A while back, the estimable Villi Iltchev published this outstanding piece on “Why SaaS consolidation is not happening.” It’s almost a year and a half old now, but has held up wonderfully. Villi points out a bunch of reasons why the SaaS market has not followed the same M&A path that on-premise software did in the 2000-2008-ish tech cycle, with a special emphasis on the importance of Customer Success in enterprise SaaS. I have some thoughts on enterprise SaaS that take it a step further, but as we close out 2017, his basic point has been proven correct. The Great SaaS Consolidation that many VCs were gambling on isn’t coming. Instead, we have something even better: a broad, burgeoning landscape of SaaS businesses whose need for outside investment is diminishing, whose customer bases are diversified, and whose destinies are bright as growing, independent companies.
Continue reading “Why SaaS will stay independent”
There’s news on the book!
Refresher: a few months ago, O’Reilly asked to publish the book that Ben Gaines and I co-wrote this year on product management in enterprise software. We’ve been in editing cycles since then, getting feedback and some really awesome reviews from some big names. I’m super excited for y’all to see the final product.
Based on the feedback we received, we’ve decided to change the name – Make It So is no more. Our new title is Building for Business: Product Management in Enterprise Software. While I loved the Trek reference, I have to concede that it’s a little niche. “Building for Business” is catchier, I think (I mean, for product management – let’s not get carried away), and more germane.
You can learn all about the book at the (new) website: BuildingForBusiness.com. The old site will now redirect there, too. At the site, you can also read a sample chapter and get a heads-up when the book is released. Signups, I’m happy to say, have been brisk.

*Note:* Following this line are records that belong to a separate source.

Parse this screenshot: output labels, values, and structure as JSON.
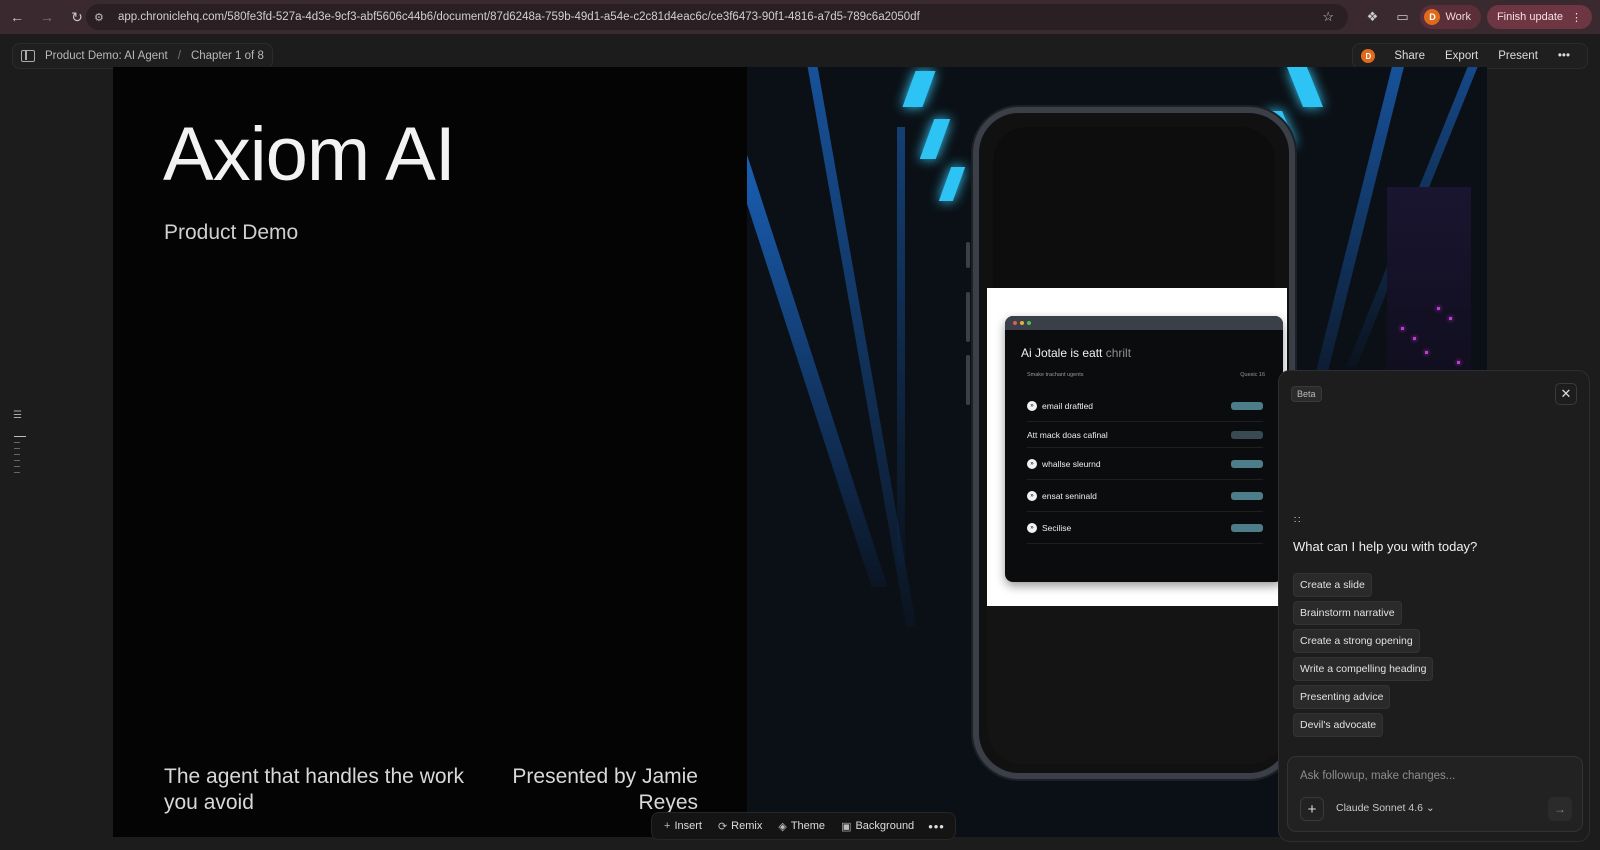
{
  "browser": {
    "url": "app.chroniclehq.com/580fe3fd-527a-4d3e-9cf3-abf5606c44b6/document/87d6248a-759b-49d1-a54e-c2c81d4eac6c/ce3f6473-90f1-4816-a7d5-789c6a2050df",
    "profile_label": "Work",
    "profile_initial": "D",
    "finish_update_label": "Finish update"
  },
  "header": {
    "breadcrumb_doc": "Product Demo: AI Agent",
    "breadcrumb_sep": "/",
    "breadcrumb_chapter": "Chapter 1 of 8",
    "avatar_initial": "D",
    "share_label": "Share",
    "export_label": "Export",
    "present_label": "Present",
    "more_label": "•••"
  },
  "slide": {
    "title": "Axiom AI",
    "subtitle": "Product Demo",
    "tagline": "The agent that handles the work you avoid",
    "presenter": "Presented by Jamie Reyes"
  },
  "phone_app": {
    "title_main": "Ai Jotale is eatt",
    "title_dim": "chrilt",
    "meta_left": "Smake trachant ugents",
    "meta_right": "Quesic 16",
    "rows": [
      {
        "label": "email draftled",
        "has_icon": true
      },
      {
        "label": "Att mack doas cafinal",
        "has_icon": false
      },
      {
        "label": "whallse sleurnd",
        "has_icon": true
      },
      {
        "label": "ensat seninald",
        "has_icon": true
      },
      {
        "label": "Secilise",
        "has_icon": true
      }
    ]
  },
  "chat": {
    "beta_label": "Beta",
    "question": "What can I help you with today?",
    "suggestions": [
      "Create a slide",
      "Brainstorm narrative",
      "Create a strong opening",
      "Write a compelling heading",
      "Presenting advice",
      "Devil's advocate"
    ],
    "input_placeholder": "Ask followup, make changes...",
    "model_label": "Claude Sonnet 4.6"
  },
  "toolbar": {
    "insert_label": "Insert",
    "remix_label": "Remix",
    "theme_label": "Theme",
    "background_label": "Background",
    "more_label": "•••"
  },
  "colors": {
    "chrome_bg": "#3a2a30",
    "app_bg": "#1c1c1c",
    "slide_bg": "#040404",
    "accent_orange": "#e06a1c",
    "pill_teal": "#4d7d88"
  }
}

The book is also now up on O’Reilly’s website, though not available for preorders yet. I’m told that pre-orders will be available prior to publication. Go check it out!

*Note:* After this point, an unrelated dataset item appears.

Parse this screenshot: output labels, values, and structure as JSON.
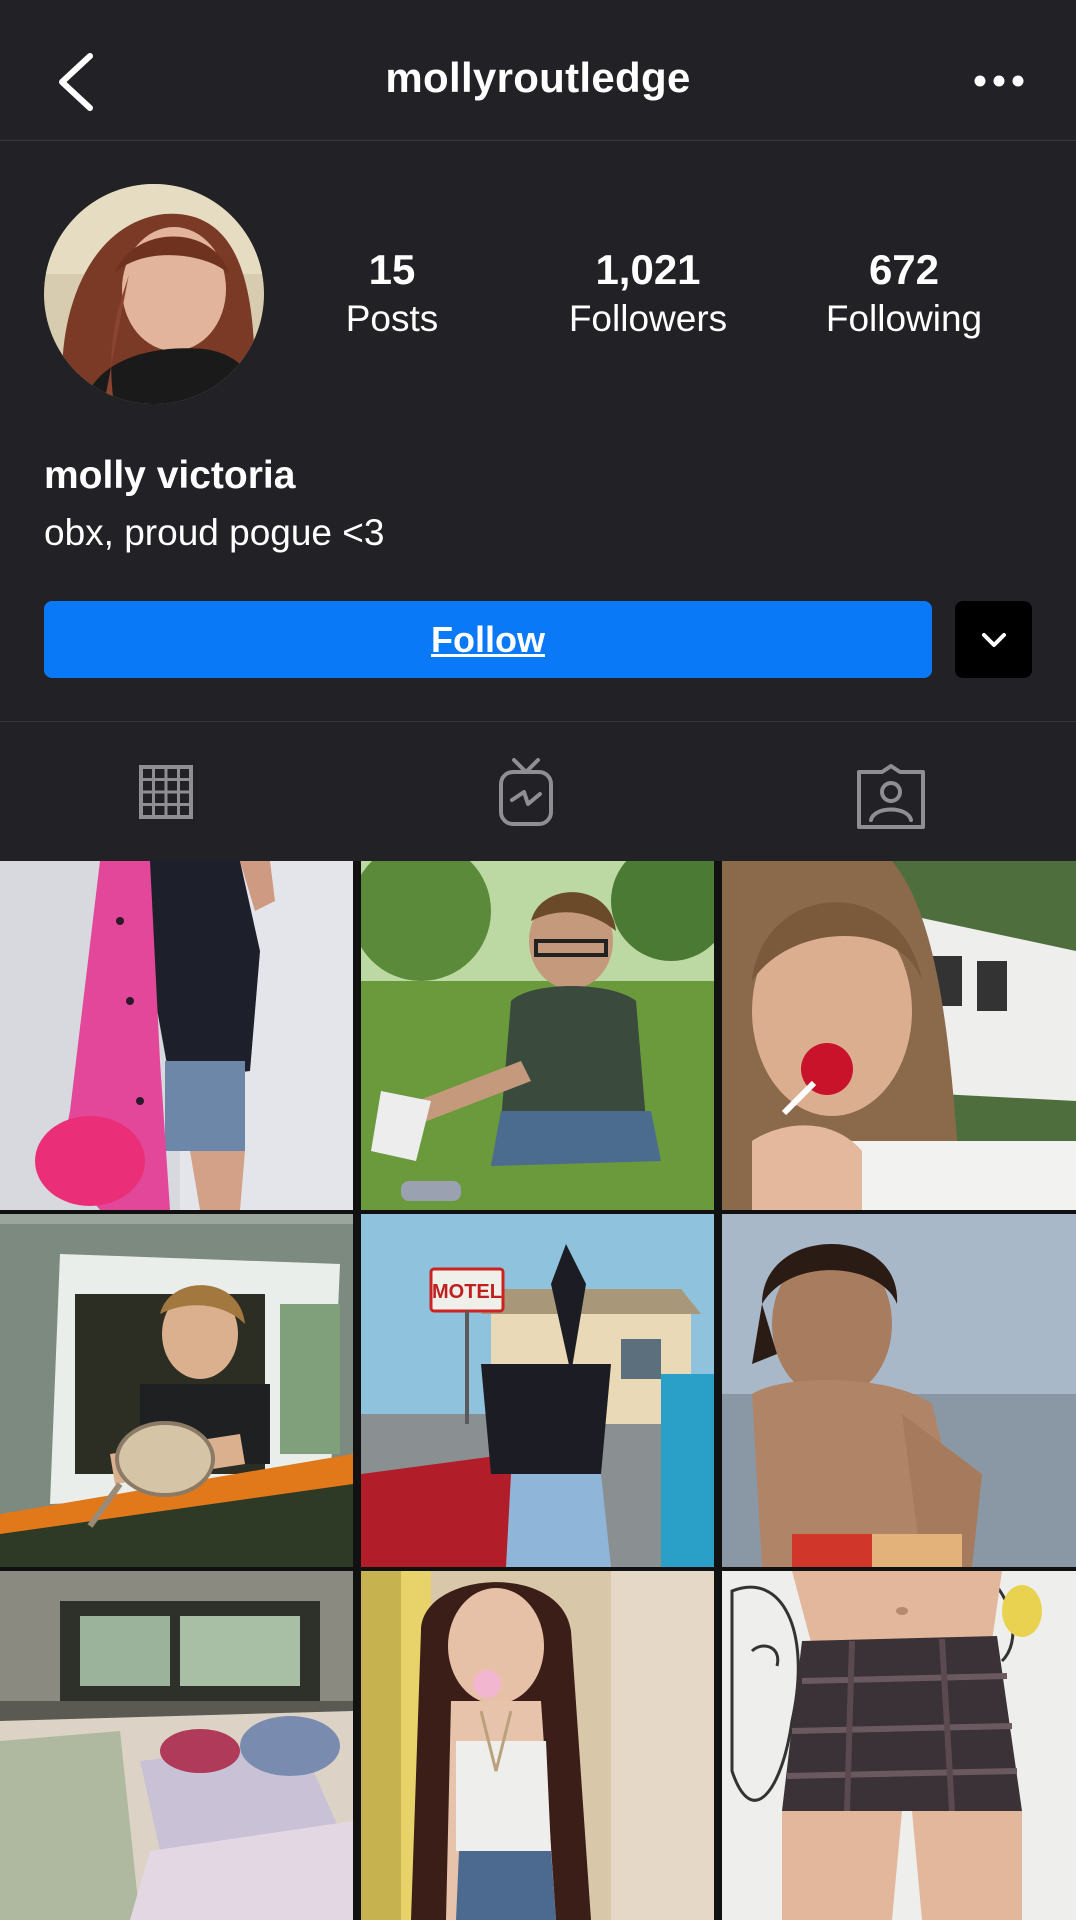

I’ve been thinking a lot lately about the origins of productivity. Specifically, how many of the factors that contribute to it are similar between nations and companies.
The big governance factors behind national productivity are pretty well-understood: the rule of law, contract enforcement, private & intellectual property, investment in human capital, political stability. Big-D Democracy is not necessarily on that list (though hugely important for other reasons), but there are certain cultural factors that are often related as well: social trust, egalitarianism, the free flow of information, and openness to new ideas. More generally, there is a sense that as an individual, it’s in my interest to “follow the rules,” because that’s how I will get ahead.
Continue reading “How highly productive companies and nations are alike”